Strategies for applying for jobs using one-way video interviews: Opinion

Those applying for jobs using a one-way video interview can use a variety of techniques to make their response videos more attractive, writes Joseph Barber. The author suggests that applicants figure out how many retakes are allowed and how long they have to answer each question. Barber explains that the applicant’s sound, lighting, background, and ambiance is part of their first impression, and suggests that applicants make any necessary changes to their environment. The author encourages applicants to visualize the hiring team to make up for the lack of human feedback, and to bring positive energy and excitement to the interview. Finally, Barber suggests that applicants take the time to thoroughly prepare in order to be able to provide answers to questions within the time limit. Inside Higher Ed (Editorial)

BC universities join forces to form BCUSA

Several British Columbia universities have announced that they are joining together to form the BC Universities Sport Alliance (BCUSA). The new alliance will push for the Government of British Columbia to consider their athletes as high-performance competitors with the same level of COVID-19 restrictions as Olympic-calibre athletes. The BCUSA will also advocate for the Athlete Assistance Program (AAP) and sport host funding, contribute to safe sport movements, and issue recommendations on policy and coaching development as well as potentially foster intra-provincial sport collaboration. Institutions involved include the University of British Columbia (Vancouver and Okanagan), University of Victoria, University of the Fraser Valley, the University of Northern British Columbia, Thompson Rivers University, and Trinity Western University. The Province (BC)

Cambrian to launch cybersecurity program

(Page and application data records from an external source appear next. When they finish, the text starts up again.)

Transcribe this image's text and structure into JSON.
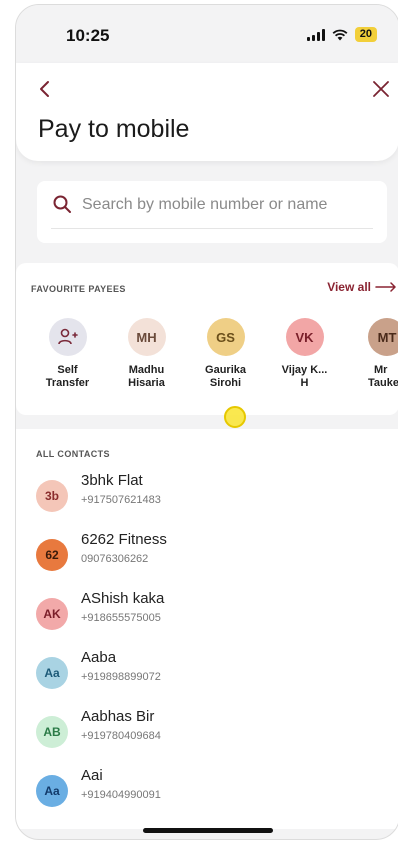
{
  "status_bar": {
    "time": "10:25",
    "battery": "20"
  },
  "header": {
    "title": "Pay to mobile"
  },
  "search": {
    "placeholder": "Search by mobile number or name"
  },
  "favourites": {
    "label": "FAVOURITE PAYEES",
    "view_all": "View all",
    "payees": [
      {
        "initials": "",
        "icon": "add-user-icon",
        "line1": "Self",
        "line2": "Transfer",
        "bg": "#e4e4ec",
        "fg": "#7a2a3a"
      },
      {
        "initials": "MH",
        "line1": "Madhu",
        "line2": "Hisaria",
        "bg": "#f3e1d8",
        "fg": "#6a4a3a"
      },
      {
        "initials": "GS",
        "line1": "Gaurika",
        "line2": "Sirohi",
        "bg": "#efcf86",
        "fg": "#6b4f1a"
      },
      {
        "initials": "VK",
        "line1": "Vijay K...",
        "line2": "H",
        "bg": "#f2a6a6",
        "fg": "#7a1f2a"
      },
      {
        "initials": "MT",
        "line1": "Mr",
        "line2": "Taukee",
        "bg": "#c9a18a",
        "fg": "#4a2a1a"
      }
    ]
  },
  "contacts": {
    "label": "ALL CONTACTS",
    "items": [
      {
        "initials": "3b",
        "name": "3bhk Flat",
        "phone": "+917507621483",
        "bg": "#f4c6b8",
        "fg": "#8a2c2c"
      },
      {
        "initials": "62",
        "name": "6262 Fitness",
        "phone": "09076306262",
        "bg": "#e8793e",
        "fg": "#3a1a0a"
      },
      {
        "initials": "AK",
        "name": "AShish kaka",
        "phone": "+918655575005",
        "bg": "#f2a9a9",
        "fg": "#7a1f2a"
      },
      {
        "initials": "Aa",
        "name": "Aaba",
        "phone": "+919898899072",
        "bg": "#a9d3e3",
        "fg": "#1d5a78"
      },
      {
        "initials": "AB",
        "name": "Aabhas Bir",
        "phone": "+919780409684",
        "bg": "#cdeed6",
        "fg": "#2a7a46"
      },
      {
        "initials": "Aa",
        "name": "Aai",
        "phone": "+919404990091",
        "bg": "#6aaee3",
        "fg": "#123a6a"
      }
    ]
  }
}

Cambrian College has announced that it will be launching a cybersecurity graduate certificate program next January. The two-semester program will prepare students to protect computers, applications, and networks through training in areas such as infrastructure configuration, information systems security, risk management and policy, and ethics and law. “The COVID-19 global pandemic has made it very clear how much we all rely on computers and digital technology, in our schools, workplaces, communities and homes,” said Cambrian VP Academic Dr Paula Gouveia. “Now more than ever, the world needs highly skilled experts in cybersecurity.” Cambrian (ON)